32.1. Why database compression may be useful

Databases are used to store larger number of text and duplicated information. This is why compression of most of databases can be quite efficient and reduce used storage size 3..5 times. Postgres Pro Enterprise performs compression of TOAST data, but small text fields which fits in the page are not compressed. Also not only heap pages can be compressed, indexes on text keys or indexes with larger number of duplicate values are also good candidates for compression.

Postgres Pro Enterprise is working with disk data through buffer pool which accumulates most frequently used buffers. Interface between buffer manager and file system is the most natural place for performing compression. Buffers are stored on the disk in compressed form for reducing disk usage and minimizing amount of data to be read. And in-memory buffer pool contains uncompressed buffers, providing access to the records at the same speed as without compression. As far as modern server have large enough size of RAM, substantial part of the database can be cached in memory and accessed without any compression overhead penalty.

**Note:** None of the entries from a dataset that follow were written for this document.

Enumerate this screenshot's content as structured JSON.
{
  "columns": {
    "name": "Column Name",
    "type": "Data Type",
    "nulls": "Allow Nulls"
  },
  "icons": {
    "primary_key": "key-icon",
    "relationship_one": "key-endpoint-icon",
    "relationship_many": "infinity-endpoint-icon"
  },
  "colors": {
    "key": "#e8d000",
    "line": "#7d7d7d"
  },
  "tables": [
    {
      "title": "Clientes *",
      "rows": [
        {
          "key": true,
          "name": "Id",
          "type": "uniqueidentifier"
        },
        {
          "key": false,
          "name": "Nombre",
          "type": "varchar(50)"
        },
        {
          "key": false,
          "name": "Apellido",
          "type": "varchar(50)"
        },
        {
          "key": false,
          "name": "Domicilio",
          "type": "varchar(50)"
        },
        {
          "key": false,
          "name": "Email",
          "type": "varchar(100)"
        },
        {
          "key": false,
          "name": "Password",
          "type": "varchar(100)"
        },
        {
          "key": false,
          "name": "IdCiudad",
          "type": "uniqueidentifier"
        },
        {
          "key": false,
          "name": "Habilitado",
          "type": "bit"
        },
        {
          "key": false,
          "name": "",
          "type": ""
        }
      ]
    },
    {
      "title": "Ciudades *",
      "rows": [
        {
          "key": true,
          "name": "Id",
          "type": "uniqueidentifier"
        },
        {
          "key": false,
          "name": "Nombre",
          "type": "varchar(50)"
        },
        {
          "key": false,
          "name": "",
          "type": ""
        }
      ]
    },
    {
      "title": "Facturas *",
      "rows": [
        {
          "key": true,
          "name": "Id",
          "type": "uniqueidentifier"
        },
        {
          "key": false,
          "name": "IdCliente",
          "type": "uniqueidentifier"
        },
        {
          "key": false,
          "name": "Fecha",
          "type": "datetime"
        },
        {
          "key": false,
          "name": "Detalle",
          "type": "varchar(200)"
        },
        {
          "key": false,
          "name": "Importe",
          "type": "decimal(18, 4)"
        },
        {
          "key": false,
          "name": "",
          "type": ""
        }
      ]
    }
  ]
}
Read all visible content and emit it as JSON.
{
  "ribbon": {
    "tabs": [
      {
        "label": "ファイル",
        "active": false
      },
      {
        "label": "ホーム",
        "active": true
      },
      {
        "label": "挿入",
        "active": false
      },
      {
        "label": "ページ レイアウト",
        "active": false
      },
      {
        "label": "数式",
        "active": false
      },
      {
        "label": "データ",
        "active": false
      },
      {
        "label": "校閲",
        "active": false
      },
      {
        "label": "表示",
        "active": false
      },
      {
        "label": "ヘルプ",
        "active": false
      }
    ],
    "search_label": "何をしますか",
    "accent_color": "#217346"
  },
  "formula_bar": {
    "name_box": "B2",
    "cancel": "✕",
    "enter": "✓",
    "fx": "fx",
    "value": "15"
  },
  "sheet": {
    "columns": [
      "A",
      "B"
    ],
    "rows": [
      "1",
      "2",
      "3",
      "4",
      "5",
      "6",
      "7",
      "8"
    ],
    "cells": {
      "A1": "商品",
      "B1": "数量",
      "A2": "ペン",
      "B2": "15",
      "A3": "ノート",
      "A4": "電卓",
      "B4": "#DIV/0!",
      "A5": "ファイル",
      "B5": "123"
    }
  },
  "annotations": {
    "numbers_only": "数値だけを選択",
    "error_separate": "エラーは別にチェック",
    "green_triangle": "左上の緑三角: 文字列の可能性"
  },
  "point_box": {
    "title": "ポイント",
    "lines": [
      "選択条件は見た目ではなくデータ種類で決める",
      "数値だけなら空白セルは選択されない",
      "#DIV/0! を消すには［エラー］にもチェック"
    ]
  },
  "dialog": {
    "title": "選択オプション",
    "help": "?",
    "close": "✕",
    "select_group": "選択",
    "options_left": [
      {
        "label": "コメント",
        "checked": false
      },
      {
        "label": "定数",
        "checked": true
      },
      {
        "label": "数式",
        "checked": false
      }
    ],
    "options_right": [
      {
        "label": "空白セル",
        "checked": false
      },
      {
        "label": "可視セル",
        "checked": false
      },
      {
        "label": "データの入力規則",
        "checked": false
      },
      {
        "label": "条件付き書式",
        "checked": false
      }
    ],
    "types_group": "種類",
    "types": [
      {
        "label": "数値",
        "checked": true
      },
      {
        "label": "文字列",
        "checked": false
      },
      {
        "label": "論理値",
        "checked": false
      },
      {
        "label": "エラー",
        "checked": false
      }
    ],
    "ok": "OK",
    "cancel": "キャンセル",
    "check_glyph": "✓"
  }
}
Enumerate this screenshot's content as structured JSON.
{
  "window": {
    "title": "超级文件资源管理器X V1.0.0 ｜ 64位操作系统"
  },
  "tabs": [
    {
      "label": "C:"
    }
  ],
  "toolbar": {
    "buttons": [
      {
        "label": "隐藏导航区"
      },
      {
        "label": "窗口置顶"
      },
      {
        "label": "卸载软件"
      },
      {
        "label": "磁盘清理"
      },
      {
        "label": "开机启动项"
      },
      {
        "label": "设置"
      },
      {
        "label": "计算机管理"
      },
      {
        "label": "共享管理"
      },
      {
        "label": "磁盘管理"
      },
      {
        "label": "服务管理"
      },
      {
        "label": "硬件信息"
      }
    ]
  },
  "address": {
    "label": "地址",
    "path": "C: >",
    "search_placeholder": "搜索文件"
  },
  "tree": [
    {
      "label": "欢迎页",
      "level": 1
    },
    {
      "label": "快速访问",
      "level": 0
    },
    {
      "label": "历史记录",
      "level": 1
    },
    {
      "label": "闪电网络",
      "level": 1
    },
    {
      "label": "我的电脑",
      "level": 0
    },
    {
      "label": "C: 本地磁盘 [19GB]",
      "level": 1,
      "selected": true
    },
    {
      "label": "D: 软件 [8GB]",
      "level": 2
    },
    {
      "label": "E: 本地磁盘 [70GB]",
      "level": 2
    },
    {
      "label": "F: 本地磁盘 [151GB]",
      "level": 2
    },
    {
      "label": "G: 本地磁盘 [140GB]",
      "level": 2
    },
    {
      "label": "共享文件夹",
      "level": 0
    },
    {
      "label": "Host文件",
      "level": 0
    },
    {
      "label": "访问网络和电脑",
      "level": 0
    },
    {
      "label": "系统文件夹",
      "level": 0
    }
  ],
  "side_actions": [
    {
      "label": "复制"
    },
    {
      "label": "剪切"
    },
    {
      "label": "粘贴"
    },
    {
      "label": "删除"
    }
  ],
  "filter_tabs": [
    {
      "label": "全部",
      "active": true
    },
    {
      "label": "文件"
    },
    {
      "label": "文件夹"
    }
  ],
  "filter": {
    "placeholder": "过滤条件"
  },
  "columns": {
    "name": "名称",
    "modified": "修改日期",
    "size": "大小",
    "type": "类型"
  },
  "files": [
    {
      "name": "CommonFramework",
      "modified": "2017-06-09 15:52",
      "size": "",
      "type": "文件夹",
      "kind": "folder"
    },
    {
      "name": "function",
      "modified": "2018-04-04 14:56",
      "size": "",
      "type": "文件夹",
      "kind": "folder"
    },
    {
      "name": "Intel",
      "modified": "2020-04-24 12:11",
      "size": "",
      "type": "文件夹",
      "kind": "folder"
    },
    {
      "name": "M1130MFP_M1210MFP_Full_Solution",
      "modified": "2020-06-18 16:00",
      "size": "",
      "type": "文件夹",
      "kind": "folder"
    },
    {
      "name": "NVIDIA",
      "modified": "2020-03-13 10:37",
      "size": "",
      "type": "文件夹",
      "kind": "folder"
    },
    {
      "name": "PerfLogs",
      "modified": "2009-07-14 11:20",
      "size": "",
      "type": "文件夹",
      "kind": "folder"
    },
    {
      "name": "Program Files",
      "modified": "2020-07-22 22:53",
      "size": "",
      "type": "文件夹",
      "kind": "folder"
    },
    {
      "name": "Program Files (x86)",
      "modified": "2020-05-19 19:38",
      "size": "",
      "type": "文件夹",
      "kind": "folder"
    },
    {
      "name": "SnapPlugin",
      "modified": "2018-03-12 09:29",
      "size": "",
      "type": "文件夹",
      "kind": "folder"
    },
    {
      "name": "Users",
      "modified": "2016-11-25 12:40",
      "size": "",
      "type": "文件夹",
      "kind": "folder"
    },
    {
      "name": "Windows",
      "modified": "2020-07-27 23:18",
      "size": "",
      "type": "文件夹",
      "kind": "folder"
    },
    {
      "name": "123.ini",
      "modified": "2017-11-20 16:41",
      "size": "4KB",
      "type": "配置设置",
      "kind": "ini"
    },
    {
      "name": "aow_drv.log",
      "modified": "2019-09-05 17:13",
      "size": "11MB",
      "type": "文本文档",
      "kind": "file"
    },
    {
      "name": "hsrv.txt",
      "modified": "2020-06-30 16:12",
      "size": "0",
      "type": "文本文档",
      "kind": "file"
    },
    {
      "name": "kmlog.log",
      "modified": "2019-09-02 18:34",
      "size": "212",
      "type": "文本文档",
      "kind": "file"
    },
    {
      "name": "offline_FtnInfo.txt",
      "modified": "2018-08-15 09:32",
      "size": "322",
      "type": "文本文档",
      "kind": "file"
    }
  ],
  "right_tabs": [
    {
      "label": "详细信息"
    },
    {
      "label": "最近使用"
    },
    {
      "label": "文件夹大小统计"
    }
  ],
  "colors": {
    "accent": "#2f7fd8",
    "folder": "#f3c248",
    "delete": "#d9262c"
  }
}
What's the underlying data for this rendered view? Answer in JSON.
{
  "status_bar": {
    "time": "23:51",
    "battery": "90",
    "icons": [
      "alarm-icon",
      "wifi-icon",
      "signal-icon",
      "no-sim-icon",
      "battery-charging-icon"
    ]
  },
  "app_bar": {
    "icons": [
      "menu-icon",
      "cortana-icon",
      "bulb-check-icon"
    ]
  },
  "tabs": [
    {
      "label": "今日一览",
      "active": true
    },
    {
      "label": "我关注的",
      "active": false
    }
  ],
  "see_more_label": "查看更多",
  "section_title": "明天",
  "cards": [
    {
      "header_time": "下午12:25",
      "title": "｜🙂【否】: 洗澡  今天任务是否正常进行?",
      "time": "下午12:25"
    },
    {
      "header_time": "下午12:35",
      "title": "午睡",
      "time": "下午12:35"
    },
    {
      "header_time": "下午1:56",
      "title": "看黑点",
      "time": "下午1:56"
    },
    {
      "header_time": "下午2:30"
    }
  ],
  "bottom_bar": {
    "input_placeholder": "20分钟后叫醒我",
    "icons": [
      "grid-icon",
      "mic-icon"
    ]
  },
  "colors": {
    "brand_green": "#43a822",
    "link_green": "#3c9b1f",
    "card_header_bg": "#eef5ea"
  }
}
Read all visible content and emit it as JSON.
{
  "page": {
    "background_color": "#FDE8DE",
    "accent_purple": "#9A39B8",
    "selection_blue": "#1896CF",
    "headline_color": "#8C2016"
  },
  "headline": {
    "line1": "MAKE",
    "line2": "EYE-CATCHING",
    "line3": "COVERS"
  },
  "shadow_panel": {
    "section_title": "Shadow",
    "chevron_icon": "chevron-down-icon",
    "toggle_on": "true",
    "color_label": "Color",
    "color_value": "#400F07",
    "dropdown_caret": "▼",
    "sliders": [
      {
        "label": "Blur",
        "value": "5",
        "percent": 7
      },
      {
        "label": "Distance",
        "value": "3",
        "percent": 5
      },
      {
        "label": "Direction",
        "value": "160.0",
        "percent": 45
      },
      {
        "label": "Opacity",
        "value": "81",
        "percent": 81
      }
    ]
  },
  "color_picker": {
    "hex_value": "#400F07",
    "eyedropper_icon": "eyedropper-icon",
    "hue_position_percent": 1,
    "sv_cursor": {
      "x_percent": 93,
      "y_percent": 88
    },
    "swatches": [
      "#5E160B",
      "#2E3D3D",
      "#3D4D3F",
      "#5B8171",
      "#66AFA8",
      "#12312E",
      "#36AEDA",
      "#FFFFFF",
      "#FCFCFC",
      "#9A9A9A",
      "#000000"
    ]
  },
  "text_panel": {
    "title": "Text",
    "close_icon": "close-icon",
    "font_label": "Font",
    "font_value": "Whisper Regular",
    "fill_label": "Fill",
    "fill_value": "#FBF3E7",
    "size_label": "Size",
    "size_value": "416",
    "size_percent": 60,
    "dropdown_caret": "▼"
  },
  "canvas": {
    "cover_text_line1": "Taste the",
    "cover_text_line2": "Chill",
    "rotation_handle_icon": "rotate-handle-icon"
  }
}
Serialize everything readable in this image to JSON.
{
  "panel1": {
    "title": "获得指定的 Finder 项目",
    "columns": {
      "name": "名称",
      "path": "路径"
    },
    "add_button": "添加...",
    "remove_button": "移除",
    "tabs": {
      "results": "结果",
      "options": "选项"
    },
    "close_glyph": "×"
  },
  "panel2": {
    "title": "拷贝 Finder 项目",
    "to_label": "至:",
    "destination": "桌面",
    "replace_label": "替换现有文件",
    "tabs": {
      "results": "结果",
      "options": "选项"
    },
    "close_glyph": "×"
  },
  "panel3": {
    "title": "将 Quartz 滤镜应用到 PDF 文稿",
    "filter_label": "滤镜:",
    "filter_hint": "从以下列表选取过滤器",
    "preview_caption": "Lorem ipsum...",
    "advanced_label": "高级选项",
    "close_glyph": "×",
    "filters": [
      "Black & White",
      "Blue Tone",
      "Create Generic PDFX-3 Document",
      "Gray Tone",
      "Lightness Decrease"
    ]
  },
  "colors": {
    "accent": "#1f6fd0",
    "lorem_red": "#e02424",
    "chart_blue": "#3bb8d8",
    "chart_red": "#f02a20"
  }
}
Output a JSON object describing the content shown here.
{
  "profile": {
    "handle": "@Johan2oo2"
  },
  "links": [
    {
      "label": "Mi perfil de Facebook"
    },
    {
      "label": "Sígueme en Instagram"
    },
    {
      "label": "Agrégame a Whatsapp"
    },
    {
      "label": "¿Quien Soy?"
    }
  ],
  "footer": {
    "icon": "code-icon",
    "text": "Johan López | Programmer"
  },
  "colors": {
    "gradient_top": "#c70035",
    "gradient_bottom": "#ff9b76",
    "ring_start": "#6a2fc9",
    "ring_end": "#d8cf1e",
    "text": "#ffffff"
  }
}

Except obvious advantage: saving disk space, compression can also improve system performance. There are two main reasons for it:

Reducing amount of disk IO

Compression helps to reduce size of data which should be written to the disk or read from it. Compression ratio 3 actually means that you need to read 3 times less data or same number of records can be fetched 3 times faster.

Improving locality

When modified buffers are flushed from buffer pool to the disk, they are written to the random locations on the disk. Postgres Pro Enterprise cache replacement algorithm makes a decision about throwing away buffer from the pool based on its access frequency and ignoring its location on the disk. So two subsequently written buffers can be located in completely different parts of the disk. For HDD seek time is quite large - about 10msec, which corresponds to 100 random writes per second. And speed of sequential write can be about 100Mb/sec, which corresponds to 10000 buffers per second (100 times faster). For SSD gap between sequential and random write speed is smaller, but still sequential writers are more efficient. How it relates to data compression? Size of buffer in Postgres Pro Enterprise is fixed (8kb by default). Size of compressed buffer depends on the content of the buffer. So updated buffer can not always fit in its old location on the disk. This is why we can not access pages directly by its address. Instead of it we have to use map which translates logical address of the page to its physical location on the disk. Definitely this extra level of indirection adds overhead. But in most cases this map can fit in memory, so page lookup is nothing more than just accessing array element. But presence of this map also have positive effect: we can now write updated pages sequentially, just updating their map entries. Postgres Pro Enterprise is doing much to avoid "write storm" intensive flushing of data to the disk when buffer pool space is exhausted. Compression allows to significantly reduce disk load.